Journal of Applied Research on Children: Children’s HealthWatch and others have found that, while food insecurity at both the household and child levels has a negative impact on child health outcomes, other hardships also come into play. These hardships, such as food insecurity, may be modified by participation in public assistance programs. All families, but particularly those who have limited incomes and young children, are constantly juggling the costs of paying for basic needs like food, shelter, household utilities, and medical care. A change in one affects the others; parents, despite the best of intentions, have to make difficult decisions whether to pay for a child’s prescription, buy nutrient-dense food, or allocate scarce financial resources to rent or utility bills. Supports—including housing subsidies, WIC, and energy assistance—can offset some costs and free resources for other needs, in turn allowing parents to do more to promote their children’s food security and health. Link to Journal Article
Tag Archives: health
WIC Participation and Attenuation of Stress-Related Child Health Risks of Household Food Insecurity and Caregiver Depressive Symptoms
Archives of Pediatrics and Adolescent Medicine: Examines how family stressors (household food insecurity and/or caregiver depressive symptoms) relate to child health and whether participation in the Special Supplemental Nutrition Program for Women Infants and Children (WIC) attenuates stress-related child health risks. WIC participants were favored over nonparticipants on three child health indicators: 1. Fair/poor health; 2. Well-child status and 3. Overweight. Link to Journal Article
Refugee Portal: Bridging Refugee Youth and Children’s Services (BRYCS)
Refugee Portal: Bridging Refugee Youth and Children’s Services: BRYCS created this portal to ensure that refugees have easy access to multilingual resources. The languages include: Arabic, Burmese, Karen, Nepali, Somali and Spanish. Refugees may click on their language for resources on the topics of family life and parenting, early childhood, the U.S. school system (K-12), children’s books, and health/mental health. English versions of the materials are also available. Link to Portal
Complying With the Fostering Connections Act and Solutions to Address Agency Challenges
|The National Resource Center for Child Welfare Data and Technology’s (NRCCWDT’s) issue brief series provides comprehensive technical assistance to States and Tribes on a variety of topics. Two new issues of Tips, Tools, and Trends address the use of data to meet provisions in the Federal Fostering Connections legislation and selecting solutions to adequately address agency challenges.
“Data Considerations for Fostering Connections” is available here:
http://www.nrccwdt.org/wp-content/uploads/2012/04/Fostering-Connections-TTT.pdf (550 KB)

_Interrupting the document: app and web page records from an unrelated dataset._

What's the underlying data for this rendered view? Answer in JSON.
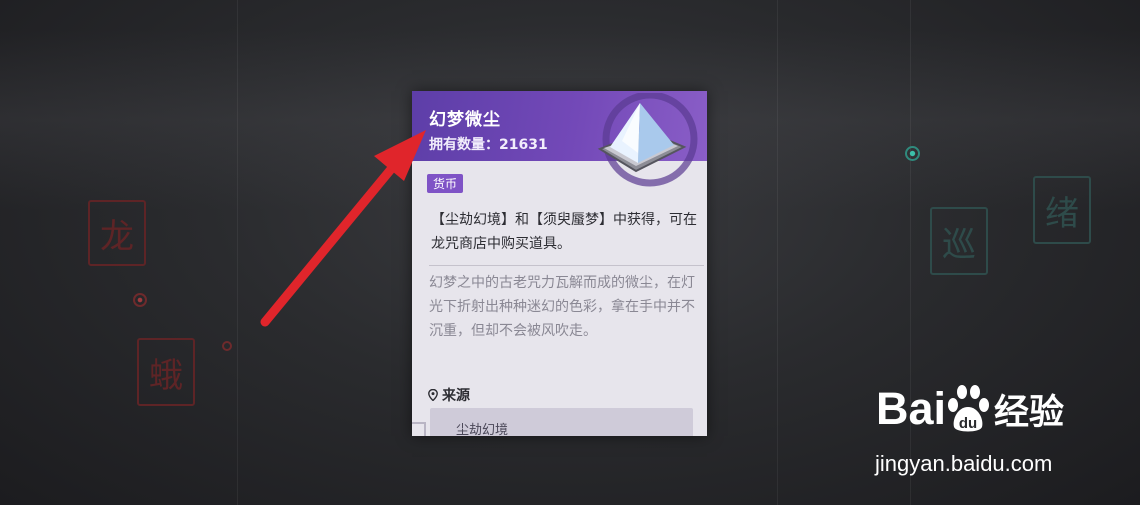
{
  "item": {
    "name": "幻梦微尘",
    "owned": "拥有数量：21631",
    "tag": "货币",
    "description": "【尘劫幻境】和【须臾蜃梦】中获得，可在龙咒商店中购买道具。",
    "lore": "幻梦之中的古老咒力瓦解而成的微尘，在灯光下折射出种种迷幻的色彩，拿在手中并不沉重，但却不会被风吹走。",
    "source_heading": "来源",
    "sources": [
      "尘劫幻境"
    ]
  },
  "background": {
    "seals_left": [
      "龙",
      "蛾"
    ],
    "seals_right": [
      "巡",
      "绪"
    ]
  },
  "watermark": {
    "brand": "Bai",
    "brand_suffix": "du",
    "brand_cn": "经验",
    "url": "jingyan.baidu.com"
  },
  "colors": {
    "header": "#6b44b3",
    "tag": "#7f53c6",
    "arrow": "#e0252b",
    "card_bg": "#e7e5ec"
  }
}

“Picking Solutions That Work” is available here:
http://www.nrccwdt.org/2012/04/tips-tools-and-trends-picking-solutions-that-work/ (608 KB)
National Survey of Child and Adolescent Well-Being: NSCAW II Wave 2 Report
2012: US Department of Health and Human Services. Administration for Children and Families. Office of Planning, Research and Evaluation. The second National Survey of Child and Adolescent Well-Being (NSCAW II) is a longitudinal study intended to answer a range of fundamental questions about the functioning, service needs, and service use of children who come in contact with the child welfare system. Wave 2 is a follow-up of children and families approximately 18 months after the close of the NSCAW I index investigation. Data collection for the second wave of the study began in October 2009 and was completed in January 2011.
Link to pdf Report
The Michigan Department of Human Services (MDHS) Health Oversight and Coordination Plan
December 7, 2011: In Michigan, the modified settlement agreement, Dwayne B. v. Rick Snyder et al. emphasizes the importance of MDHS monitoring the provision of health services to foster children to determine whether they are of appropriate quality and are having the intended effect. This MDHS Health Oversight and Coordination Plan is developed to establish continuity of health care for children in foster care and to ensure a comprehensive and coordinated treatment approach by all professionals involved in their care.
MDHS is committed to improving the delivery of health care services to children. The Health Oversight and Coordination Plan ensures forward movement to improved health care delivery while an infrastructure is put in place to sustain these efforts and yield an improved health care delivery system that meets the physical and mental health needs of every child in foster care. MDHS will continue to monitor best practices and propose changes to the MDHS health plan when new strategies provide promising outcomes. Link to pdf Plan